In the early years of motion pictures – from the 1890s to the 1930s – women were major players behind the scenes on movie sets in Hollywood and around the world. Here are a few who made their mark back in the day.
Visionary French director Alice Guy-Blaché is credited as the first woman director with her 1896 film La Fée aux Choux, the story of a woman who cannot have children so she creates some in a cabbage patch. More than 700 films made in France and the U.S. followed, from melodramas to gangster films, horror films to fairy tales. See a collection of her films on the dvd Gaumont Treasures.
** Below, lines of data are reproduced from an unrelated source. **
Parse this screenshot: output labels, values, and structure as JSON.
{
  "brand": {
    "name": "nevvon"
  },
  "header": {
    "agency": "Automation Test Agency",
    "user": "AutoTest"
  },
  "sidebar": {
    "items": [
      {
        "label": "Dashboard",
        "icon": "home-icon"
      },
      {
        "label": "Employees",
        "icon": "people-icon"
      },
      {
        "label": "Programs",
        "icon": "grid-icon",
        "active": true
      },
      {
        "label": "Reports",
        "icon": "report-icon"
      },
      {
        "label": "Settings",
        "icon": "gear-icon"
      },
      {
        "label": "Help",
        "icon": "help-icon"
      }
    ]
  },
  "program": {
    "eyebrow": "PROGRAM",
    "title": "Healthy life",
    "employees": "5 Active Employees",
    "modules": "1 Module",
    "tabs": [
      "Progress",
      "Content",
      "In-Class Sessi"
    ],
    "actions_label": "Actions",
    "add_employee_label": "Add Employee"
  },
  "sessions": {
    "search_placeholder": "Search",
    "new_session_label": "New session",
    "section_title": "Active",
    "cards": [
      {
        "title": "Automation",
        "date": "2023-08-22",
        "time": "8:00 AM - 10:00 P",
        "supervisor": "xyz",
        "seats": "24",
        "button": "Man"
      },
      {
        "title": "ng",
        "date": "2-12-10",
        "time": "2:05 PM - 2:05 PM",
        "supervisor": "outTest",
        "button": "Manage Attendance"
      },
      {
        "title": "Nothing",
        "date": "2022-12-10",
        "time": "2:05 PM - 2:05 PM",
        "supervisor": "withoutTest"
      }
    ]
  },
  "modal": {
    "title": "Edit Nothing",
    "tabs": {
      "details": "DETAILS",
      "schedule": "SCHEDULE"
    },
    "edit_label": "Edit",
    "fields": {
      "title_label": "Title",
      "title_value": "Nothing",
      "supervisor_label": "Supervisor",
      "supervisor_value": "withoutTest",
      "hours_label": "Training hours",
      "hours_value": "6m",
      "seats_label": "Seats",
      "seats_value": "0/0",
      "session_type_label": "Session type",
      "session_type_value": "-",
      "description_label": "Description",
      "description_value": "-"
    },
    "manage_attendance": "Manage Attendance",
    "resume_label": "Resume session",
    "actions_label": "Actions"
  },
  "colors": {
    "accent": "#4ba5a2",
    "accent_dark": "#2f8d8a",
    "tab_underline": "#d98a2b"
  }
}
This September, Seattle Public Library will be joining in a global celebration of women directors witha series of free film screenings around the city. A US News and World Reports study estimated that women made up only 7% of Hollywood directors in 2014, but in Seattle the industry is dominated by women who have broken through the celluloid ceiling. These directors often work collaboratively on their films, and the following is only a shortlist of the directors making movies in the Northwest.
Seattle Women in Film is a collection of the best short films by 21 Seattle women filmmakers in the indie film scene.
These are some of my favorite novels because they feature brave, foolish and lucky characters that know how to persevere in the face of adversity. Rain, wind and cold are facts of life for them. They lead a gritty life with adversity around every corner. Not surprisingly, the writing in these novels is often as spare and hard as the landscape. Continue reading “Novels tough as nails”
I commercial fished in Alaska for a few years in the late 1980s, and never really got over it. It was an exciting and humbling experience – at the mercy of tides and weather, floating islands of seaweed, rain by the foot, sleep deprivation, wet socks, constant gear repairs, other fishermen, bears. Here are a few tales of the salty sea and the fish within that give a taste of the occupation.